**What the exercise asks:** Counting only the lines below that contain the word "this", what is the total? Give it with no other words.

**Extracted data:**
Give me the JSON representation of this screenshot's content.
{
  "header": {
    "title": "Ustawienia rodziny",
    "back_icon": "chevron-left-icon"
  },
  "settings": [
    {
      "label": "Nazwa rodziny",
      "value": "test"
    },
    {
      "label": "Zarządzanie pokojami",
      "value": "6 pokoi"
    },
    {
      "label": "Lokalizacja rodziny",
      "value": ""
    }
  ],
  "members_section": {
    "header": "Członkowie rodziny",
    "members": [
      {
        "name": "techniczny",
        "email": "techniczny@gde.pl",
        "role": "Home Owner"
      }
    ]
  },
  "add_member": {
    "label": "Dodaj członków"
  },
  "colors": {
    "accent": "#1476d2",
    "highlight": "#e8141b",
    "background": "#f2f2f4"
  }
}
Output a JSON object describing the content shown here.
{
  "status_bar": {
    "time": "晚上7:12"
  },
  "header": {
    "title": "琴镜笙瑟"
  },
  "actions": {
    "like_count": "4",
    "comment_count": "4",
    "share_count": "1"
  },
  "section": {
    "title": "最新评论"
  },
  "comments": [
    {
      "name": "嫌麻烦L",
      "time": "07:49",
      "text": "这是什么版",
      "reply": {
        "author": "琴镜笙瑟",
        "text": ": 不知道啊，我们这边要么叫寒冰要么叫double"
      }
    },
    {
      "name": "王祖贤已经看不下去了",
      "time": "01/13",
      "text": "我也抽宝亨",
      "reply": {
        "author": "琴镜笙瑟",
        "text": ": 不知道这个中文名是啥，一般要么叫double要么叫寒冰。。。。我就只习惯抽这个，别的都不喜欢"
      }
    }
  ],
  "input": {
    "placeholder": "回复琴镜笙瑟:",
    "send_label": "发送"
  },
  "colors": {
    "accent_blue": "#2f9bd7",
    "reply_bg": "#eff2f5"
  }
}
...
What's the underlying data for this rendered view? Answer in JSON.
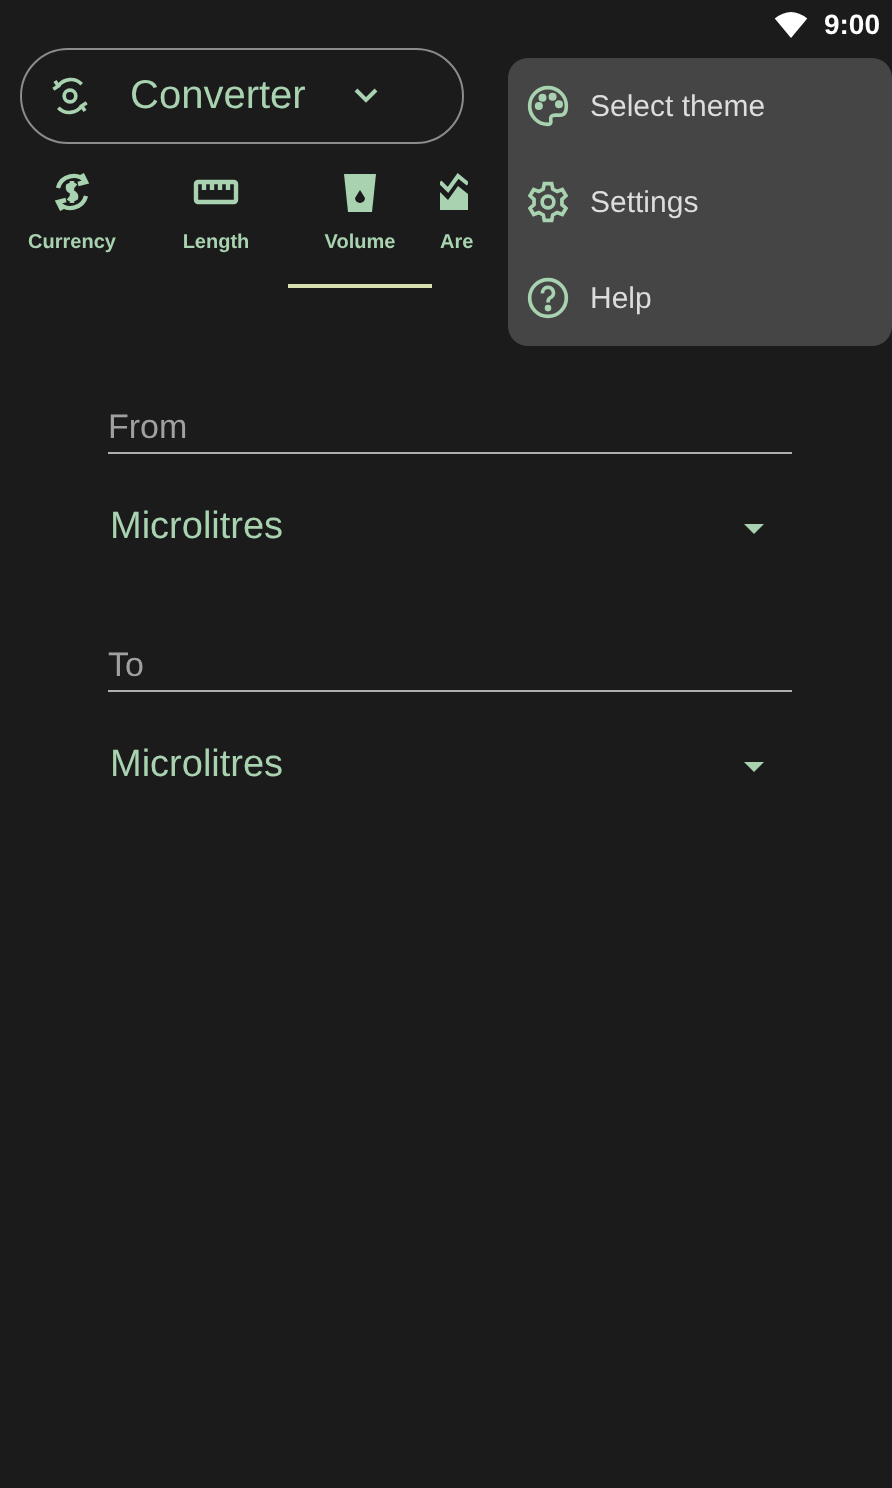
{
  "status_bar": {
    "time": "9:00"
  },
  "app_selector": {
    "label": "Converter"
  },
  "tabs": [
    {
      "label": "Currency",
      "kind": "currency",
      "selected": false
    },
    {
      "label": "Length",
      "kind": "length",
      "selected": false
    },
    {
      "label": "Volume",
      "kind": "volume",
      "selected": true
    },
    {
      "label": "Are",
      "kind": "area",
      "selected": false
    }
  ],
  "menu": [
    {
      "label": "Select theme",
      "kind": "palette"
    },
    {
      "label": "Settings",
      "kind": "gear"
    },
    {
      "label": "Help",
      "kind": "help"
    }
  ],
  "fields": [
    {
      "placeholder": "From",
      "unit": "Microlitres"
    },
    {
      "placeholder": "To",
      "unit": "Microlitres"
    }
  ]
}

**Written answer:** 2